Altria, which makes the Marlboro brand of cigarettes, fell as much as 16 percent, slipping into the red for the year.
British American Tobacco said it was not surprised by the FDA move to cut nicotine.
“Our American subsidiary, Reynolds American Inc. and its operating companies are encouraged by FDA Commissioner Dr. Scott Gottlieb’s comments today recognizing tobacco harm reduction policies and the continuum of risk for tobacco products,” the company said in a statement.
Gottlieb also held out the possibility that premium cigars would be exempted from FDA oversight, but the overall outlook for traditional tobacco products appears grim.
“It’s hard to overstate what this could mean for the companies affected: non-addictive levels of nicotine would likely mean a lot fewer smokers and of those people who do still light up, smoking a lot less,” said Neil Wilson, a senior market analyst with ETX Capital in London.
“This is just the U.S. regulator acting but we can easily see others, particularly in Europe, where regulatory pressures are already extremely high, following suit,” Wilson said.

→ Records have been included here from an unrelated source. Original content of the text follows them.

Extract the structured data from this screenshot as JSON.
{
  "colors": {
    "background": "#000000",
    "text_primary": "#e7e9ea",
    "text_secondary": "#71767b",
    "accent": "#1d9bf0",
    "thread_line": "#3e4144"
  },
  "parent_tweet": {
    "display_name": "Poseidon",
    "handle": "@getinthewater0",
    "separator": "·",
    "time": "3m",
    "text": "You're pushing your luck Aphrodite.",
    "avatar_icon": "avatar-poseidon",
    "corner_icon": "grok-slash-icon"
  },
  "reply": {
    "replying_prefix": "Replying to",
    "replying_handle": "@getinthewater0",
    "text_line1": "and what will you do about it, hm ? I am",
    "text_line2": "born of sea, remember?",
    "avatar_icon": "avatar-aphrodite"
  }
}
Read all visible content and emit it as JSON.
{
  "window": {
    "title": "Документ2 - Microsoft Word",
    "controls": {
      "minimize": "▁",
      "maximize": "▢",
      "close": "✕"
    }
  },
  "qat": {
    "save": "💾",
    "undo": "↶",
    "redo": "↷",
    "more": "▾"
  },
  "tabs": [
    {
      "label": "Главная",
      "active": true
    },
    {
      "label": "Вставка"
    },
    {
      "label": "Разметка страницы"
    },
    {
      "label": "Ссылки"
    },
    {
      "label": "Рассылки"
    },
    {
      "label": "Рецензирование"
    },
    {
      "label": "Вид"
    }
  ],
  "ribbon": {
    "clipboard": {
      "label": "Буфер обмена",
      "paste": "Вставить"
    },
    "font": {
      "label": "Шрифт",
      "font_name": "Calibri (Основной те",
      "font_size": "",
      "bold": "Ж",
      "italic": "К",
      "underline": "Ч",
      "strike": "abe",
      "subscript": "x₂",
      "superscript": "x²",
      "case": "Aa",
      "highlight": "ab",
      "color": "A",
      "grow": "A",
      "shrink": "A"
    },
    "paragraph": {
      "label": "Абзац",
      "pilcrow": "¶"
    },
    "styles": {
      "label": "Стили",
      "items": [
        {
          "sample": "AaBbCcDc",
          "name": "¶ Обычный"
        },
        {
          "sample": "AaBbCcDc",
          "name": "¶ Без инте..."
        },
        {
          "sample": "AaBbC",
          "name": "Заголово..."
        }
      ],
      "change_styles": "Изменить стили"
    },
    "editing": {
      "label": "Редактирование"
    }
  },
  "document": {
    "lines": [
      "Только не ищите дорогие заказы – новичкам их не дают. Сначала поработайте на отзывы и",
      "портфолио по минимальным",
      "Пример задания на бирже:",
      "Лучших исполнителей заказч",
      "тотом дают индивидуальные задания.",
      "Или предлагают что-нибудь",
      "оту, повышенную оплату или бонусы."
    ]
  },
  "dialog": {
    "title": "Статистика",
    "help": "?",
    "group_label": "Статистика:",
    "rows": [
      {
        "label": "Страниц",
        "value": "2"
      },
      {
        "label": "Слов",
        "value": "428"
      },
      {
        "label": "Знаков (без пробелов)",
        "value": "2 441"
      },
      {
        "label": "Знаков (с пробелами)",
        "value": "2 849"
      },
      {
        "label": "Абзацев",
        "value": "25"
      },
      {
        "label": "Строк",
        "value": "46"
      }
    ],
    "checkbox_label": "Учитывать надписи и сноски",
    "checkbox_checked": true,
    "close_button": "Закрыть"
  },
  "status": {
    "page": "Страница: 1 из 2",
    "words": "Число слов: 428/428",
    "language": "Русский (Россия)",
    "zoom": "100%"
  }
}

Reporting by Toni Clarke and Ginger Gibson in Washington; additional reporting by Vikram Subhedar in London; editing by Chris Sanders and Tom Brown